» Requirement: Each line of the listing that contains the word "headline" is to be copied.
[The input — start]
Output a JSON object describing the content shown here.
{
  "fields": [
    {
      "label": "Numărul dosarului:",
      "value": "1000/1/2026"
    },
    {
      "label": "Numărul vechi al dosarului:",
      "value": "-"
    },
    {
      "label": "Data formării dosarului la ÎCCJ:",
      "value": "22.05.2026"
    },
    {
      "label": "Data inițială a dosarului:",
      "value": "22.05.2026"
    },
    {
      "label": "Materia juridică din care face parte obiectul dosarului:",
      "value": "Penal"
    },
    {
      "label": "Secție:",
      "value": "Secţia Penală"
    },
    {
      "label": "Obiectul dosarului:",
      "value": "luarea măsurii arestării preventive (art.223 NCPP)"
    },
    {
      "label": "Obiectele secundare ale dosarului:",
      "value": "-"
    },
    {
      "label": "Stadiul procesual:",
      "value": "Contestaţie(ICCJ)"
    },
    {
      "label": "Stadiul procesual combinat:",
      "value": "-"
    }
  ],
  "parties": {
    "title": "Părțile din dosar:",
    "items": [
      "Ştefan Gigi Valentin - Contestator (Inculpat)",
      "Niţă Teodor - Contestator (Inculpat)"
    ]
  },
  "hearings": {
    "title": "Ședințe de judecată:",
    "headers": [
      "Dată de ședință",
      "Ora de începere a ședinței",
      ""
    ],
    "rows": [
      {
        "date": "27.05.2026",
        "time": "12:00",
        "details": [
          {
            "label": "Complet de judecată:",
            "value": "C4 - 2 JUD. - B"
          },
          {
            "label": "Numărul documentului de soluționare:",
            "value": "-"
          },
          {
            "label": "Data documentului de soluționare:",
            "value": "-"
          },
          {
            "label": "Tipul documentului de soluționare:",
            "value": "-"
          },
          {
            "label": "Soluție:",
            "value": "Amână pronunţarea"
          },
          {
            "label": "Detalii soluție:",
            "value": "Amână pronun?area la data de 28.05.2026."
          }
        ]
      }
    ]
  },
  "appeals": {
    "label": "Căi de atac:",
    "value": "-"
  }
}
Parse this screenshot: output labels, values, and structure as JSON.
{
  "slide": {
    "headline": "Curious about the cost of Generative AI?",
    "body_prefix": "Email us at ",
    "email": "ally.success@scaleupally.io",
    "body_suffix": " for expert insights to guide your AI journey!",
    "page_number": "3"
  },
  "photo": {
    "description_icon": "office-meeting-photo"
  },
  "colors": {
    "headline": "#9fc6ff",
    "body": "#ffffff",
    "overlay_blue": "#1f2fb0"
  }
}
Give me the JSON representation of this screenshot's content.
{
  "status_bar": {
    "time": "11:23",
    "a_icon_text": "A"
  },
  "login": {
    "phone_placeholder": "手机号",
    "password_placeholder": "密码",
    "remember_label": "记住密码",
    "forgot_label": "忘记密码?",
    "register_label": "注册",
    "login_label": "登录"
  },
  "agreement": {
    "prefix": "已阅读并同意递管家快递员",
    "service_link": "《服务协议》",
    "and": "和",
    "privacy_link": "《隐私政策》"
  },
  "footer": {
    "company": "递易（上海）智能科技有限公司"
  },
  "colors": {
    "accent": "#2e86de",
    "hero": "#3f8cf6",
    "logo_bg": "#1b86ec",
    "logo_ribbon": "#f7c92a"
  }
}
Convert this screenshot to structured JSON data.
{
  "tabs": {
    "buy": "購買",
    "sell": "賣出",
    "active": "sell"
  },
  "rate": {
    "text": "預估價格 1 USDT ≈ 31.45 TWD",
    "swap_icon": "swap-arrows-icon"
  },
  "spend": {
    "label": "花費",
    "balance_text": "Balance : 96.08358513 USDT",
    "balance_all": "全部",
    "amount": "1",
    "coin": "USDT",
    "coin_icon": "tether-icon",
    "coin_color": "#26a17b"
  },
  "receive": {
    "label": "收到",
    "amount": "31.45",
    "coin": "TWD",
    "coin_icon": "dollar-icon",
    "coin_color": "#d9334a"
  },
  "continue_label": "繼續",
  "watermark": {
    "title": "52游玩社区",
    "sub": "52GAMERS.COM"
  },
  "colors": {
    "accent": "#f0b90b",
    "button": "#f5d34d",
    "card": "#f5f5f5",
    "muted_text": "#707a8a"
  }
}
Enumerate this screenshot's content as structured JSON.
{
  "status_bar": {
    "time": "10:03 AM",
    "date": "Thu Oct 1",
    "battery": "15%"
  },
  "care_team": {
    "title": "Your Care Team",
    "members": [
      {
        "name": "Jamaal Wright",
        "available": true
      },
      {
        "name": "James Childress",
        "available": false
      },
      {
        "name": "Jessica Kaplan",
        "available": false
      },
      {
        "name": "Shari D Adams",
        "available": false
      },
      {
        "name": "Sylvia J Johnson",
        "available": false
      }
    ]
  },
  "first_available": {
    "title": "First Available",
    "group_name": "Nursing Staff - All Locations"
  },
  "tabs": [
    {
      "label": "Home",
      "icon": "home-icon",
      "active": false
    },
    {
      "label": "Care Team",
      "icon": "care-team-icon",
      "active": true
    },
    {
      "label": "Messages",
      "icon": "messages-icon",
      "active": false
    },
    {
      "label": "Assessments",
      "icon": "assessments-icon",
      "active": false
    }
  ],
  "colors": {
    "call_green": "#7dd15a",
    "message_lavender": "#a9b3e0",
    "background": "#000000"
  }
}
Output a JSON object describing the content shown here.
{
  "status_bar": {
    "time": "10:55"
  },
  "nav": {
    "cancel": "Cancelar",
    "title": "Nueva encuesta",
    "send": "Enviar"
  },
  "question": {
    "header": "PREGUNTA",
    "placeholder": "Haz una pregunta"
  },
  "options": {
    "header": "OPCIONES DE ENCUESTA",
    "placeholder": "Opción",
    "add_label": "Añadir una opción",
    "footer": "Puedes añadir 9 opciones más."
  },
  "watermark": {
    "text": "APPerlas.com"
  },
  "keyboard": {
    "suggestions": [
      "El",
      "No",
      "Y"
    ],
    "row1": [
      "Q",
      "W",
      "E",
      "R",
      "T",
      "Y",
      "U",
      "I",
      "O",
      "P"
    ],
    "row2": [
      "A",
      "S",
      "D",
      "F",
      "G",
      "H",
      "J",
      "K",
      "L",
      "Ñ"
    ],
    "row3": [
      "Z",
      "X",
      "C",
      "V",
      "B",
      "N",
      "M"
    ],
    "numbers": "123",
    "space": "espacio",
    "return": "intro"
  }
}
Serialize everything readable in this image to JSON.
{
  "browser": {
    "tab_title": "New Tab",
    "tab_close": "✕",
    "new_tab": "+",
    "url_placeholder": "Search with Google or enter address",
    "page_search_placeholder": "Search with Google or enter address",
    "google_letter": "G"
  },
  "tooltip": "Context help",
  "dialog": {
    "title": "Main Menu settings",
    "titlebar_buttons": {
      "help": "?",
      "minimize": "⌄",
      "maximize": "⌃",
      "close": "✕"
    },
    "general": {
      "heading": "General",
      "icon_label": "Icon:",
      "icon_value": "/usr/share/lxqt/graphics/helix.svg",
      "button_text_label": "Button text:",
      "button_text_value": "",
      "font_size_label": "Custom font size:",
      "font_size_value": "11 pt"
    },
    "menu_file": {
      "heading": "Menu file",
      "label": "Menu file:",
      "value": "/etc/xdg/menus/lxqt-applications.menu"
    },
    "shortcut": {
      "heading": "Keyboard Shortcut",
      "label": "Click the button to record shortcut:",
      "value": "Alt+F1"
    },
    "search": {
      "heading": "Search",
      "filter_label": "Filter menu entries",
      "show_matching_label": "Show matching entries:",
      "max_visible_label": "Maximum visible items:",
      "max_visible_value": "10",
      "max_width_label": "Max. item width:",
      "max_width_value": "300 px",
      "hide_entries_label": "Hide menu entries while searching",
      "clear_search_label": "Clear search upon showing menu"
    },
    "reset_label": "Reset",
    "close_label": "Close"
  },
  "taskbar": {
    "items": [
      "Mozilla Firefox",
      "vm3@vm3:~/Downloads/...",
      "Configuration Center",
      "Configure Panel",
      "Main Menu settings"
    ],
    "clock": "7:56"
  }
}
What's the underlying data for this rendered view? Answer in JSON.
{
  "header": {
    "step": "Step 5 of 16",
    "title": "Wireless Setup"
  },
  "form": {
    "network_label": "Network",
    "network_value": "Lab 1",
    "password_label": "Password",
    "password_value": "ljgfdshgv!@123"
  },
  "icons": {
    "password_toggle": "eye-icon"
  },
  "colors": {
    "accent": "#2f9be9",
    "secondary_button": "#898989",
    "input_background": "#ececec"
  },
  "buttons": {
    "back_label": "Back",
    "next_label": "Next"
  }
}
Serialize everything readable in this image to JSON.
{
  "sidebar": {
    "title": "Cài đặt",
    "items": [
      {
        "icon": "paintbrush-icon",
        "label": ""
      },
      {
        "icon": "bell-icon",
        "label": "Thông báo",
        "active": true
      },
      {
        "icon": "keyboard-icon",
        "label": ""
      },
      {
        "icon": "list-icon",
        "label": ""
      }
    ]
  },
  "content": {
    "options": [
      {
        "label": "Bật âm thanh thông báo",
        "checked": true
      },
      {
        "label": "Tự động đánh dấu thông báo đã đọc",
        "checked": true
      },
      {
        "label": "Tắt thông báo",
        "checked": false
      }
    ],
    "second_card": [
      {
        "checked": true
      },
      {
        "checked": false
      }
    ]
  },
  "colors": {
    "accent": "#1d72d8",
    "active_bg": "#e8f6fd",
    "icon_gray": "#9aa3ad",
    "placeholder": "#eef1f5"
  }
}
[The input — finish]
» The completed task:
    "headline": "Curious about the cost of Generative AI?",
    "headline": "#9fc6ff",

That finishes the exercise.